### What you are asked to do
Please report each line in the material below that includes "icon".

### Information provided
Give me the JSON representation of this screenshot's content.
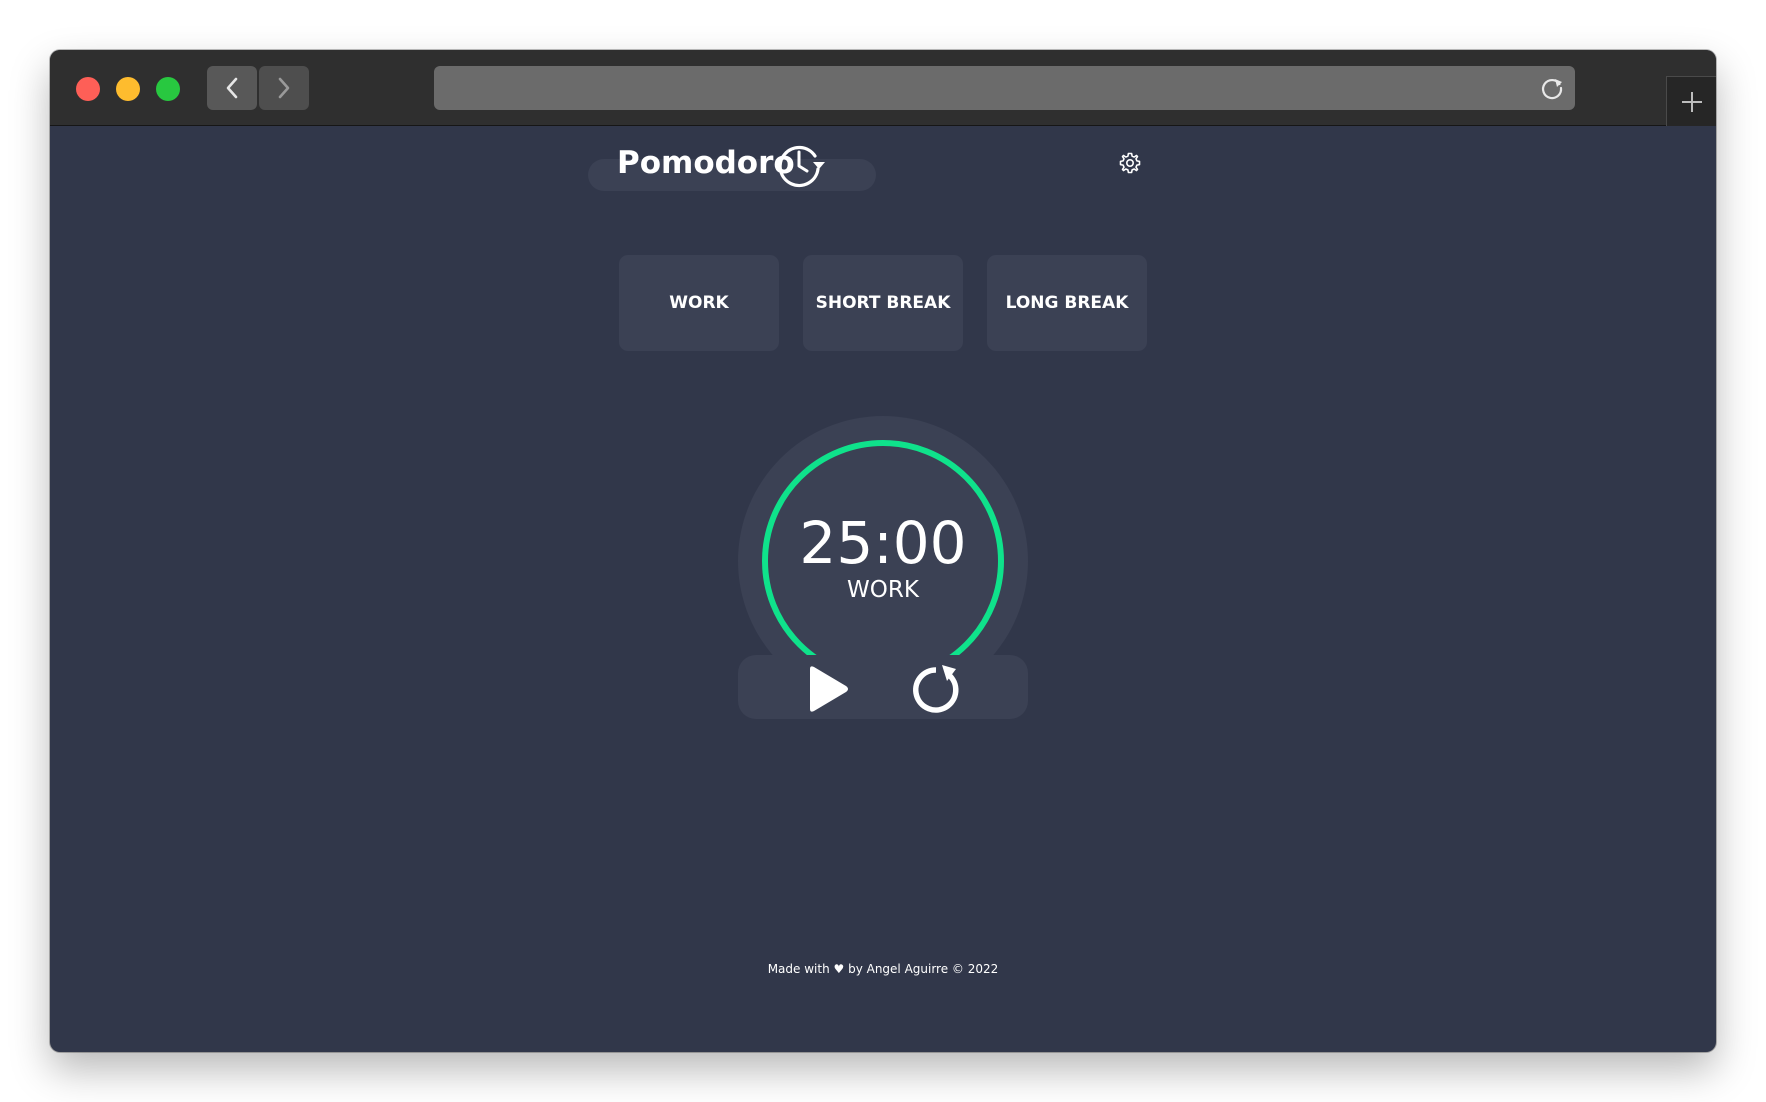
{
  "browser": {
    "back_icon": "chevron-left-icon",
    "forward_icon": "chevron-right-icon",
    "address_value": "",
    "reload_icon": "reload-icon",
    "new_tab_icon": "plus-icon"
  },
  "header": {
    "title": "Pomodoro",
    "logo_icon": "clock-refresh-icon",
    "settings_icon": "gear-icon"
  },
  "modes": [
    {
      "label": "WORK"
    },
    {
      "label": "SHORT BREAK"
    },
    {
      "label": "LONG BREAK"
    }
  ],
  "timer": {
    "time": "25:00",
    "mode": "WORK",
    "progress": 1.0,
    "ring_color": "#0fe28b"
  },
  "controls": {
    "play_icon": "play-icon",
    "reset_icon": "reset-icon"
  },
  "footer": {
    "text": "Made with ♥ by Angel Aguirre © 2022"
  },
  "colors": {
    "background": "#31374a",
    "surface": "#3b4154",
    "accent": "#0fe28b",
    "text": "#ffffff"
  }
}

### Answer to the problem
    "back_icon": "chevron-left-icon",
    "forward_icon": "chevron-right-icon",
    "reload_icon": "reload-icon",
    "new_tab_icon": "plus-icon"
    "logo_icon": "clock-refresh-icon",
    "settings_icon": "gear-icon"
    "play_icon": "play-icon",
    "reset_icon": "reset-icon"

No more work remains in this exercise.